Later he rafted the logs down the Wisconsin and Mississippi rivers to the city ports and sawmill cities downstream. After stops in San Francisco and Portland, Oregon he found his way to what was then Dakota Territory to make a name for himself.

In March 1882, he came to Fargo to open a men's furnishings store on Broadway. In 1886, he married Mattie Judd, who was a school teacher in Wisconsin before the couple married.

By 1900, John established the Monson Trunk Factory setting up shop at 614 Front Street (the current location of The Front Street Taproom). It later moved to 606 Main Avenue where it became Monson's Luggage.

By 1910, the Fargo Census shows Monson living at 1024 University Drive South with Mattie and sons Leigh, 23; Lloyd, 21; and Fern, 15.

That was also the year Monson and his business achieved international fame by constructing what he purported to be the "largest trunk in the world." It was 18 feet in length, 10 1/2 feet high, and 10 feet long.

Monson had the image placed on promotional postcards that seemingly invited people to come see his shop.

The trunk was on display for a time at the Fairgrounds in Fargo.

It's unclear when Monson's trunk lost its promotional appeal. But when it did Monson had a plan. He moved the trunk to the backyard of his home and converted it into a garage.

Three years later, Monson must have figured he was due for another promotional stunt.

In an advertisement (which reads more like a newspaper story) from June 6, 1913, people were encouraged to come to downtown Fargo for "one of the most unique features of the entire week."

At 2 p.m. Saturday, June 7th, Monson planned to throw one of his trunks off the top of the 5-story Waldorf Hotel, not far from his shop.

The high dive stunt was meant to show the durability of Monson's trunks. The ad goes on to say, "Moving pictures of this act will be taken and all who wish to get into the 'movies' should be on hand at that time."

So far, we haven't been able to find the film or any reports about the success of Monson's stunt. However, the company continued to operate in downtown Fargo.

In 1919, John Monson turned over his business to his son who changed the name to the Monson Luggage Company and in the late 1930s to Monson's Luggage. Eventually the store relocated to the West Acres Mall. It appears that both sons Lloyd and Fern worked for the company, while oldest son Leigh was listed in the census as working in police management and later as an attorney.

In the meantime, John and Mattie Monson weren't content to just sit around. For the next few years they traveled around the country in their car. They eventually returned to Fargo in 1924, having logged over 42,000 miles.

According to his obituary, "They remained in Fargo only a very short time, as Monson had opened an elaborate tourist camp in the grapefruit area of Lake Alfred, Florida."

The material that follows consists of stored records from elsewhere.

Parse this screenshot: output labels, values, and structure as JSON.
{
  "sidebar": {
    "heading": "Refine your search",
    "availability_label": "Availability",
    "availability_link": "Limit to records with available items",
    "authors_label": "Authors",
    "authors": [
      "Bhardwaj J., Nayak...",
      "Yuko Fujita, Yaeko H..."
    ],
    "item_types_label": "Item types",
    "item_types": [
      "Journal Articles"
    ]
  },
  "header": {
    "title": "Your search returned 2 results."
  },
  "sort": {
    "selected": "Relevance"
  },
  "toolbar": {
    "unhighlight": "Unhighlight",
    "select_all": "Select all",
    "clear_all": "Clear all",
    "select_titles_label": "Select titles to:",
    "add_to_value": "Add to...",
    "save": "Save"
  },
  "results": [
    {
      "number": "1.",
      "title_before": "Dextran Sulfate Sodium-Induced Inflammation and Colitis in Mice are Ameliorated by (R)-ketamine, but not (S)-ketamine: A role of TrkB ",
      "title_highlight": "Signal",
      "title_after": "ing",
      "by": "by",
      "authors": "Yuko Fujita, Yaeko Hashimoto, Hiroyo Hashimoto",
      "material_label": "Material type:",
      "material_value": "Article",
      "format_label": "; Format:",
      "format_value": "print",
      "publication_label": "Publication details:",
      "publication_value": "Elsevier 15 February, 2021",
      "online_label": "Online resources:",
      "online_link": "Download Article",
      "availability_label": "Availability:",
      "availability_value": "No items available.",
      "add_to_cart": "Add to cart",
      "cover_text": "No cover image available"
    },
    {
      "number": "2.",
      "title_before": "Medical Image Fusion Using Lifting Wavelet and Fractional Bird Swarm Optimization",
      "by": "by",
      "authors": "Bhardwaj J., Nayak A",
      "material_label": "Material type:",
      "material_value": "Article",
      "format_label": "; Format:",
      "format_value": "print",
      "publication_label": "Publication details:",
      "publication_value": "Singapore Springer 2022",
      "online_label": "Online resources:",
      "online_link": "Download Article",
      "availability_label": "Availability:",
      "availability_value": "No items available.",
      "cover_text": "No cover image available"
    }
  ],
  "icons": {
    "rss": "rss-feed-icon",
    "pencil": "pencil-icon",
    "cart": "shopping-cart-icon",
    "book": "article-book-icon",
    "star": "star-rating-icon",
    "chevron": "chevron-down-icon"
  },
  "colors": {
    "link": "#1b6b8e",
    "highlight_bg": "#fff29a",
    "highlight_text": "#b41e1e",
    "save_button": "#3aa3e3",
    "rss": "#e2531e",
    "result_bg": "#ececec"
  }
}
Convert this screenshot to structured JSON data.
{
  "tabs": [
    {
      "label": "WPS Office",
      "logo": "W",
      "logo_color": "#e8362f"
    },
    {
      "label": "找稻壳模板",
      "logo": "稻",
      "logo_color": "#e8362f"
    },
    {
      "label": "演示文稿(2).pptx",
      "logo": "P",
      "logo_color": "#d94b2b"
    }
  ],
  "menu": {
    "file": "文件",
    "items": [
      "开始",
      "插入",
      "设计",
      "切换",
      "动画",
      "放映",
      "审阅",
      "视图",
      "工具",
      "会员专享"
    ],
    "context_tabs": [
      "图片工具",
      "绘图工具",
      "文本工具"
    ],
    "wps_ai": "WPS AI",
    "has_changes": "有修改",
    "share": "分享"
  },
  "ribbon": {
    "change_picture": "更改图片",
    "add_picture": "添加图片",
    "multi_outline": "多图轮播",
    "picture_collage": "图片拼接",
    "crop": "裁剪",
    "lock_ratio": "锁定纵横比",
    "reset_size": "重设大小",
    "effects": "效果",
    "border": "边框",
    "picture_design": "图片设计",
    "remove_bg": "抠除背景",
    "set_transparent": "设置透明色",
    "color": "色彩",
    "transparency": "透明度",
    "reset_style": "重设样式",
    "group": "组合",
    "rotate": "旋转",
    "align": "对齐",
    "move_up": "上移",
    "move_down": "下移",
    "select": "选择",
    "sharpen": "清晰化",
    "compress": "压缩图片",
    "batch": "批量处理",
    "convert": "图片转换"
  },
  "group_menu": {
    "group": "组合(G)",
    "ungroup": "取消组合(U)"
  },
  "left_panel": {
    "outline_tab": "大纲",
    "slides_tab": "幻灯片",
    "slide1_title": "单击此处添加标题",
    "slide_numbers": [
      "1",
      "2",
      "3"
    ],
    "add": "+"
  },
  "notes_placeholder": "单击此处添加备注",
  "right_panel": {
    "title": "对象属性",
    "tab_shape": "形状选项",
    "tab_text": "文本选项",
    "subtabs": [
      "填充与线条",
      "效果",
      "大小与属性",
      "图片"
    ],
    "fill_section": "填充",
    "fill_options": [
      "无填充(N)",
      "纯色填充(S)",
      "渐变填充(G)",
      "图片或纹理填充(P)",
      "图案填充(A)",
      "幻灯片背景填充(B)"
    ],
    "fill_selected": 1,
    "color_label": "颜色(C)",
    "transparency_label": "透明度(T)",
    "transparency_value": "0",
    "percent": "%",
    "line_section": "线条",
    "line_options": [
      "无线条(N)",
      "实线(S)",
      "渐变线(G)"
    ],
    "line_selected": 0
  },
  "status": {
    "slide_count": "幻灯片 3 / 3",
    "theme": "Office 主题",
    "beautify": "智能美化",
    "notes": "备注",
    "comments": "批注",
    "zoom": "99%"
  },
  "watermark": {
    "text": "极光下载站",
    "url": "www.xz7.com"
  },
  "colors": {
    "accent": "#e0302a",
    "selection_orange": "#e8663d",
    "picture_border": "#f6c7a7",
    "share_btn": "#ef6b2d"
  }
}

He worked almost to the day of his death at his home at Lake Alfred in May 1945.

Mrs. Monson died January 6, 1943 at Lake Alfred.

Perhaps one of the most surprising elements of this story is just how long that trunk-turned-garage lasted.

According to Dana Cook, the current owner of the former Monson home, the garage stood until 2005, shortly before she and her husband bought the property from her coworker.

"My coworker still parked her car in it until she was told it would have to be removed. She drove a (Honda) Odyssey and it just barely fit," said Cook.

Cook said the financing wouldn't go through for the property unless the old structure was taken down. So the former owner and her husband spent a weekend with a chainsaw tearing it down and putting the remains into a dumpster.

It was hardly a glorious end to an internationally acclaimed trunk. But it survived for 95 years through snowstorms, hailstorms and all that Fargo's weather had to dish out. Old John Monson would have been proud.